By Kerri-Ann Jennings, M.S., R.D.
Your blood pressure shouldn’t be your only consideration when it comes to figuring out how much sodium you should be consuming. Here’s what to keep in mind:
1. Your age.
Salt sensitivity, the likelihood that sodium will raise your blood pressure, increases with age. While slightly over a third of 45-year-olds have hypertension, that number jumps to more than half by age 55 and over 70 percent by age 75. Which is why after age 50 it’s more important than ever to keep an eye on your sodium intake.
2. Your blood sugar.
“The blood vessels of people with diabetes are already stiffer, more brittle and more calcified, so they are more likely to experience the adverse effects of high blood pressure,” says Elliott Antman, M.D., a professor of medicine at Harvard Medical School and past president of the American Heart Association. That makes prevention crucial. If you’re diabetic but don’t have high blood pressure, the American Diabetes Association recommends no more than 2,300 mg of sodium a day. If you have hypertension, limit yourself to 1,500 mg daily.
3. Your ethnicity.
African-Americans are more likely to have high blood pressure than whites or Hispanics — and they develop it at an earlier age. They may carry a gene that causes extreme salt sensitivity. That’s why experts advise that African-Americans limit sodium to 1,500 mg a day. Forty-three percent of African-American men and 46 percent of African-American women have high blood pressure compared to 34 and 33 percent of all American men and women.
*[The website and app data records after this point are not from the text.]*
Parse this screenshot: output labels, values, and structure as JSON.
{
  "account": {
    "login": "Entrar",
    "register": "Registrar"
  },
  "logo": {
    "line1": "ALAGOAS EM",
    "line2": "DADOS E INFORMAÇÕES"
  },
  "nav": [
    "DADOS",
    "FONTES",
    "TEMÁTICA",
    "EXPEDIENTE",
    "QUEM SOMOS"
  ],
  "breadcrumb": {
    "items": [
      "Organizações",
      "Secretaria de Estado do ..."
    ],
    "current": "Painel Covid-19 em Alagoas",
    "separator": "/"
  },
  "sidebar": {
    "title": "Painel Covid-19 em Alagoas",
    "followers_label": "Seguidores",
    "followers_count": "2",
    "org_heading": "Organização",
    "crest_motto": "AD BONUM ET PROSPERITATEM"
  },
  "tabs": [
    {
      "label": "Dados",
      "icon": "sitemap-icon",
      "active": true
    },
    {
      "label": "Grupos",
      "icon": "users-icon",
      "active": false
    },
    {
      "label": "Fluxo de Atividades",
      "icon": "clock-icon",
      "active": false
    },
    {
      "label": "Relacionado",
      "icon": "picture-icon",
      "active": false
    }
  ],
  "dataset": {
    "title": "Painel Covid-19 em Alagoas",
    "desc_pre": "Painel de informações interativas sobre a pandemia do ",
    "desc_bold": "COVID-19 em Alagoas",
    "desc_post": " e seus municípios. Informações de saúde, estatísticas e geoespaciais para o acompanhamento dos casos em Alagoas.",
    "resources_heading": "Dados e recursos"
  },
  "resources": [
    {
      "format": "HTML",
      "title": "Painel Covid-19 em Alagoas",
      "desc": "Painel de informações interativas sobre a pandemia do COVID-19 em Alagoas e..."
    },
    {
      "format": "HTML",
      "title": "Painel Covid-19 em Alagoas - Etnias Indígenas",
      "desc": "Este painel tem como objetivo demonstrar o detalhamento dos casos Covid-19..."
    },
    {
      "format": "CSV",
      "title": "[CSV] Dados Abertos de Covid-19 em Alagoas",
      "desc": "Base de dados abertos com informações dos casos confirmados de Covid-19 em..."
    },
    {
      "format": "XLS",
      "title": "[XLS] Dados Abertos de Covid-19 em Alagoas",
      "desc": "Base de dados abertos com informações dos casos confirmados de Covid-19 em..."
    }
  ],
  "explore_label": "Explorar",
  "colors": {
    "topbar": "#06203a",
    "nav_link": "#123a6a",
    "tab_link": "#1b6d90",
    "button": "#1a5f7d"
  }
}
4. Your workouts.
Because sodium holds on to fluid, it helps you stay hydrated when you’re sweating up a storm. While that doesn’t usually mean you need extra sodium at mealtime, you might need a little more when you work out. If you break a sweat for an hour or longer, sip a sports drink during exercise to help fend off dehydration.
5. Your kidneys.
Keeping your salt intake in check can help prevent kidney disease. The reason: Too much sodium can lead to high blood pressure, which is one of the most common causes of kidney disease. “If you already have kidney disease the stakes are even higher, especially since most people with kidney disease are salt sensitive,” says Joseph A. Vassalotti, M.D., chief medical officer for the National Kidney Foundation. “The better your blood pressure control, the less likely you are to lose kidney function over time.”
6. Your bones.
Eating a high-sodium diet may also slowly weaken your bones. In a study in the Journal of Human Hypertension, for every additional 2,300 mg of sodium participants consumed daily, they excreted an extra 42 mg of calcium. That may not sound like much, but it’s the equivalent of losing an entire day’s worth of calcium each month, which, over time, could impact bone calcium levels. Here’s the good news: Your body holds on to that calcium when you limit your daily sodium to less than 2,000 mg.
(EatingWell is a magazine and website devoted to healthy eating as a way of life. Online at www.eatingwell.com.)